Achilles Reflex

A Quick Guide to the Achilles Reflex

The Achilles reflex is a stretch reflex which means it is a response to a muscle being stretched. All reflexes are involuntary responses that can be useful for conducting certain medical investigations.  It is possible to test this reflex of the Achilles tendon by striking the tendon when the foot is dorsi-flexed. This term dorsi-flexed, means that the angle between the foot and the leg has been reduced.  In other words, if you bend your foot towards your leg it is said to be dorsi-flexed. When the Achilles tendon is struck while in this position the foot should react by jerking of the plantar surface; this is the part of the foot that faces downwards.  This reflex is considered important for a number of reasons which we will now examine.

Checking the Achilles reflex is a method used by medical professionals to make a diagnosis because it allows them to check for nerve damage or damage to neurons on the spinal cord.  It is also the case that there are certain medical conditions that will mean the reflex might be absent and these include; alcoholism, chronic diabetes, subarachnoid hemorrhages, and neurosyphilis.

With alcoholism medical professional will regularly check this reflex to monitor what is happening with the patient, and to check for improvements in their neurological function. With diabetic patients the Achilles reflex can be delayed or absent because of damage to the peripheral nervous system (neuropathy) that occurs when the condition is serious. Neurosyphilis is an infection of the spinal cord and brain; it is caused because a person is suffering from untreated syphilis. When the spinal cord and brain is infected it can affect the tendon reflex.  A subarachnoid hemorrhage is when blood enters the subarachnoid space which surrounds the brain. This is a very life threatening situation that can also show up in the reflexes.

As well as having an absent or reduced Achilles reflex it is also possible for there to be an exaggerated reflex.
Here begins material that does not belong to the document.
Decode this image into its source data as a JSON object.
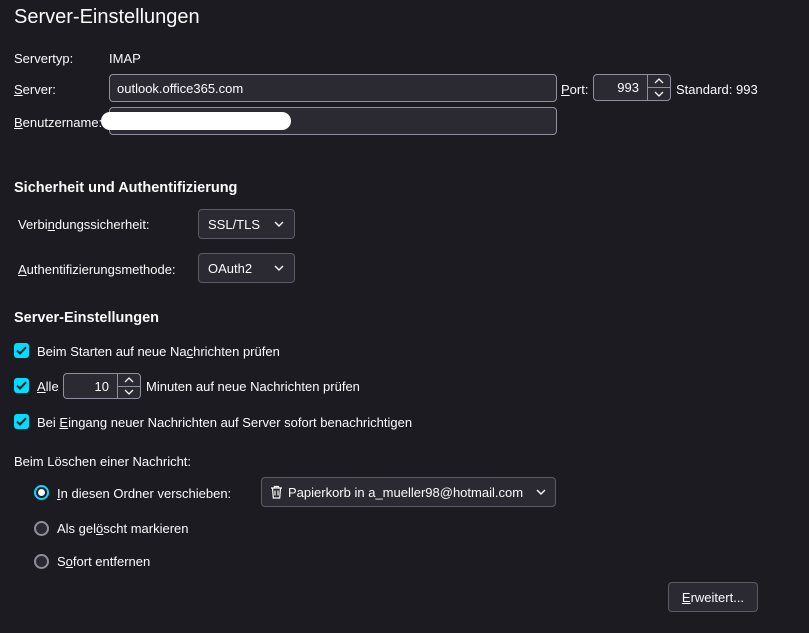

There a couple of possible causes for this; it could be that there is a lesion on the motor tracts, or it could also mean that there is some type of cervical cord compression.

When testing for the Achilles reflex the usual procedure is for the physician to ask the patient to have the patient with their legs dangling while sitting on a chair or bed. They will need to remove their shoes and socks for this test. The doctor will begin the test by grabbing onto the foot and moving it to the dorsi-flexion position (as mentioned above). The physician will then tap on the tendon with a small hammer; don’t worry it’s not painful.  The foot should automatically respond by contracting the plantar region.

There has been quite a lot of research involving the use of the Achilles reflex. The reason for this is that it is a good method of providing data when monitoring the performance of individuals with certain medical conditions who may be taking part in research.

As you can see from the above there are some very good reasons as to why your doctor might want to check your Achilles reflex. It is a good way of finding out about things that are going on in your body, or monitoring conditions that can be deteriorating or improving. The great thing about this test is that it is non-invasive and can be conducted quickly. There are no real risks associated with this test and other than a hammer there is no expensive equipment to be used, and best of all is that it involves minimal discomfort to the patient.